A Maple Grove man is facing federal charges, accused of using more than $500,000 in Paycheck Protection Program funds to install a pool at his home and pad his personal bank account.
Aditya Raj Sharma, 47, is charged with one count of wire fraud in connection to his alleged attempt to defraud the U.S. Small Business Administration's Paycheck Protection Program (PPP), the U.S. Attorney's Office said in a news release.
The CARES Act provided billions of dollars in forgivable PPP loans to small businesses to use on payroll costs and other expenses amid the COVID-19 pandemic.

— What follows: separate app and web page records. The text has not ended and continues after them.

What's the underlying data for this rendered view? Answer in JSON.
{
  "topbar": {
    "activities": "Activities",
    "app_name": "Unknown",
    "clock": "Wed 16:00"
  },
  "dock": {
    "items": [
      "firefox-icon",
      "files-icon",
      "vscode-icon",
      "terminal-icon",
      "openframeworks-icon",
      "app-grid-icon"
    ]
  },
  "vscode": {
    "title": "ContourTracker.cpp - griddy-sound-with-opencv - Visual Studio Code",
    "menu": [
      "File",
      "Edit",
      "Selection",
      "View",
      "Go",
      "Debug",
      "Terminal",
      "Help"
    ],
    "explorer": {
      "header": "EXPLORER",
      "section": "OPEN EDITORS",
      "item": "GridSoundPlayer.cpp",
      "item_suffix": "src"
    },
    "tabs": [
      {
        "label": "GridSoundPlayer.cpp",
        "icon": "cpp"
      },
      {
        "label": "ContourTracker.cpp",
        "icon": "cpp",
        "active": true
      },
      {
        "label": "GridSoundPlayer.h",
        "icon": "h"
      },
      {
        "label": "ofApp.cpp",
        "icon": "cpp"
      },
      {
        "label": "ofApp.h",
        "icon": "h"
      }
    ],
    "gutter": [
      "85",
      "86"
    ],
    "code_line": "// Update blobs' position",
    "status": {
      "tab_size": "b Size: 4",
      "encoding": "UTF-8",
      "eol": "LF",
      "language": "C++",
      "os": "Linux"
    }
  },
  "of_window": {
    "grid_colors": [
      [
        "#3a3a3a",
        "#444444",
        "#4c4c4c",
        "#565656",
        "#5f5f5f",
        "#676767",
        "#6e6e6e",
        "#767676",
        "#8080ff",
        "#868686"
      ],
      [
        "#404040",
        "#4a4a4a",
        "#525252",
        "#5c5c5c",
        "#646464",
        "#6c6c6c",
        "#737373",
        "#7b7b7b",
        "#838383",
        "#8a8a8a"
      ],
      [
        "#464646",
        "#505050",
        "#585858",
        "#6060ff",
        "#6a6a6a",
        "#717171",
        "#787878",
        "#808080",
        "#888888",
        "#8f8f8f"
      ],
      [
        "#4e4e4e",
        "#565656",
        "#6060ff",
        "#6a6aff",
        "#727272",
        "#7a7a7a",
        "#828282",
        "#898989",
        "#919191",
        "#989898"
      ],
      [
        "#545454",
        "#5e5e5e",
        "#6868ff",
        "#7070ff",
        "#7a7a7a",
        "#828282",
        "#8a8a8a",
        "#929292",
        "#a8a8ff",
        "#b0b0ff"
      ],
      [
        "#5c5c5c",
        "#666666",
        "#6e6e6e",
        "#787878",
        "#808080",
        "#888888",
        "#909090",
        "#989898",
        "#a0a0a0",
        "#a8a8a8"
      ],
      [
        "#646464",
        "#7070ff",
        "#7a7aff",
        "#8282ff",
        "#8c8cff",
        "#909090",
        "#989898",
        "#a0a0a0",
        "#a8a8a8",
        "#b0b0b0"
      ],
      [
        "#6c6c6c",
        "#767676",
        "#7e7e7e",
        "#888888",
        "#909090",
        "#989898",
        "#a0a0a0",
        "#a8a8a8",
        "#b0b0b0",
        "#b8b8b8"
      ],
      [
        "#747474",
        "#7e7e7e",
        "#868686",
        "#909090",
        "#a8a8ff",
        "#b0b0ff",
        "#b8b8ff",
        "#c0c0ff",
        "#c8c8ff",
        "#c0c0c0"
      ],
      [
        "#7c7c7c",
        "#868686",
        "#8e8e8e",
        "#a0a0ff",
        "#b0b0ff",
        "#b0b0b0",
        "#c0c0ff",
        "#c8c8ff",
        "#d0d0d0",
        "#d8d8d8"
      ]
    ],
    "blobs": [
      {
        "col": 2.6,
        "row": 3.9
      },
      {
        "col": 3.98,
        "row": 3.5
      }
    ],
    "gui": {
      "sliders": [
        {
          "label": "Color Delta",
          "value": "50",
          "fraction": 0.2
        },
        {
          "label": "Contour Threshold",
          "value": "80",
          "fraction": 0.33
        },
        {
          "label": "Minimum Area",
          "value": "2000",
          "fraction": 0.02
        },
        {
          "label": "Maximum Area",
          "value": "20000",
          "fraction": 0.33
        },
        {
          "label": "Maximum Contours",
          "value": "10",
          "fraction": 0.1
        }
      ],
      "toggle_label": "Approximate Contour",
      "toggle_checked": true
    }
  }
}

But Sharma is accused of defrauding the program by filing a fake loan application to receive $562,500 in PPP money, which he used on personal expenses.
He was arrested on Nov. 13 and made his initial court appearance on Monday.

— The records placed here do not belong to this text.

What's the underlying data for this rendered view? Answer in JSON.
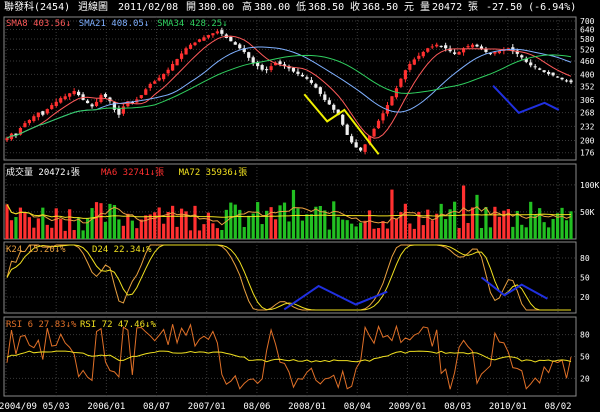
{
  "header": {
    "stock_name": "聯發科(2454)",
    "chart_label": "週線圖",
    "date": "2011/02/08",
    "open_label": "開",
    "open": "380.00",
    "high_label": "高",
    "high": "380.00",
    "low_label": "低",
    "low": "368.50",
    "close_label": "收",
    "close": "368.50",
    "currency_label": "元",
    "volume_label": "量",
    "volume": "20472",
    "volume_unit": "張",
    "change": "-27.50 (-6.94%)"
  },
  "colors": {
    "background": "#000000",
    "grid": "#3a3a3a",
    "axis": "#8a8a8a",
    "up": "#ff3030",
    "down": "#f0f0f0",
    "vol_down": "#22c022",
    "sma8": "#ff5a5a",
    "sma21": "#7fb0ff",
    "sma34": "#30d060",
    "k": "#e8a040",
    "d": "#f0e020",
    "rsi6": "#e07028",
    "rsi72": "#f0e020",
    "annot_yellow": "#f0f000",
    "annot_blue": "#2030e0"
  },
  "chart_data": {
    "type": "candlestick",
    "x_labels": [
      "2004/09",
      "05/03",
      "2006/01",
      "08/07",
      "2007/01",
      "08/06",
      "2008/01",
      "08/04",
      "2009/01",
      "08/03",
      "2010/01",
      "08/02"
    ],
    "price_panel": {
      "ma_legend": [
        {
          "name": "SMA8",
          "value": "403.56",
          "arrow": "↓"
        },
        {
          "name": "SMA21",
          "value": "408.05",
          "arrow": "↓"
        },
        {
          "name": "SMA34",
          "value": "428.25",
          "arrow": "↓"
        }
      ],
      "y_ticks": [
        "700",
        "640",
        "580",
        "520",
        "460",
        "400",
        "352",
        "306",
        "268",
        "232",
        "200",
        "176"
      ],
      "ylim": [
        170,
        700
      ],
      "close": [
        205,
        215,
        212,
        228,
        240,
        248,
        258,
        268,
        262,
        278,
        290,
        300,
        312,
        318,
        328,
        336,
        322,
        306,
        296,
        286,
        300,
        322,
        316,
        302,
        276,
        262,
        286,
        302,
        296,
        308,
        322,
        342,
        362,
        372,
        386,
        402,
        420,
        446,
        470,
        498,
        526,
        546,
        558,
        578,
        590,
        604,
        616,
        628,
        612,
        586,
        566,
        546,
        526,
        506,
        476,
        452,
        436,
        420,
        418,
        436,
        452,
        446,
        436,
        426,
        412,
        402,
        392,
        382,
        366,
        348,
        326,
        306,
        292,
        276,
        262,
        236,
        212,
        196,
        186,
        180,
        192,
        210,
        226,
        246,
        266,
        290,
        318,
        346,
        382,
        418,
        446,
        468,
        486,
        506,
        526,
        536,
        546,
        536,
        526,
        510,
        496,
        506,
        526,
        538,
        546,
        536,
        520,
        506,
        498,
        506,
        512,
        520,
        526,
        510,
        496,
        478,
        456,
        440,
        432,
        420,
        410,
        402,
        396,
        388,
        380,
        372,
        368.5
      ],
      "annot_yellow_polyline": [
        [
          0.525,
          0.54
        ],
        [
          0.565,
          0.73
        ],
        [
          0.595,
          0.65
        ],
        [
          0.655,
          0.96
        ]
      ],
      "annot_blue_polyline": [
        [
          0.855,
          0.48
        ],
        [
          0.9,
          0.67
        ],
        [
          0.945,
          0.6
        ],
        [
          0.97,
          0.65
        ]
      ]
    },
    "volume_panel": {
      "legend": [
        {
          "name": "成交量",
          "value": "20472",
          "arrow": "↓",
          "unit": "張"
        },
        {
          "name": "MA6",
          "value": "32741",
          "arrow": "↓",
          "unit": "張"
        },
        {
          "name": "MA72",
          "value": "35936",
          "arrow": "↓",
          "unit": "張"
        }
      ],
      "y_ticks": [
        "100K",
        "50K"
      ],
      "ylim": [
        0,
        120000
      ]
    },
    "kd_panel": {
      "legend": [
        {
          "name": "K24",
          "value": "15.20",
          "arrow": "↓",
          "unit": "%"
        },
        {
          "name": "D24",
          "value": "22.34",
          "arrow": "↓",
          "unit": "%"
        }
      ],
      "y_ticks": [
        "80",
        "50",
        "20"
      ],
      "ylim": [
        0,
        100
      ],
      "annot_blue_left": [
        [
          0.49,
          0.95
        ],
        [
          0.55,
          0.62
        ],
        [
          0.615,
          0.88
        ],
        [
          0.67,
          0.7
        ]
      ],
      "annot_blue_right": [
        [
          0.835,
          0.5
        ],
        [
          0.875,
          0.75
        ],
        [
          0.905,
          0.6
        ],
        [
          0.95,
          0.8
        ]
      ]
    },
    "rsi_panel": {
      "legend": [
        {
          "name": "RSI 6",
          "value": "27.83",
          "arrow": "↓",
          "unit": "%"
        },
        {
          "name": "RSI 72",
          "value": "47.46",
          "arrow": "↓",
          "unit": "%"
        }
      ],
      "y_ticks": [
        "80",
        "50",
        "20"
      ],
      "ylim": [
        0,
        100
      ]
    }
  }
}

The U.S. Attorney's Office, citing court documents, says Sharma was the founder and CEO of a cloud-based software development company Crosscode Inc. in California until he was fired in November 2019.
In May of this year, he created a cloud-computing technology company called Kloudgaze Inc. and on April 26 he submitted a fake loan application in the name of "Crosscode dba Kloudgaze" seeking $562,500 in PPP money.
The application made several false claims, including that Sharma was the owner and CEO of Crosscode, which did business under the name Kloudgaze; that he had 29 employees though state records show he paid no wages to a Kloudgaze employee; and that Kloudgaze was in operation on Feb. 15, the release says. He also included fabricated bank statements with his application.
On April 29, Sharma's PPP loan application was approved and he received $562,500 in funds – none of which he used toward small business expenses as is required by law, the release claims.
Instead, he transferred $500,000 of the PPP money to a personal bank account, spent $5,000 on a down payment toward the installation of a $64,300 pool at his home, and transferred about $14,000 to a financial account in India, prosecutors allege.
The U.S. Department of Justice asks anyone with information about allegations of attempted fraud involving COVID-19 to report it by calling 866-720-5721 or by filling out a complaint form online here.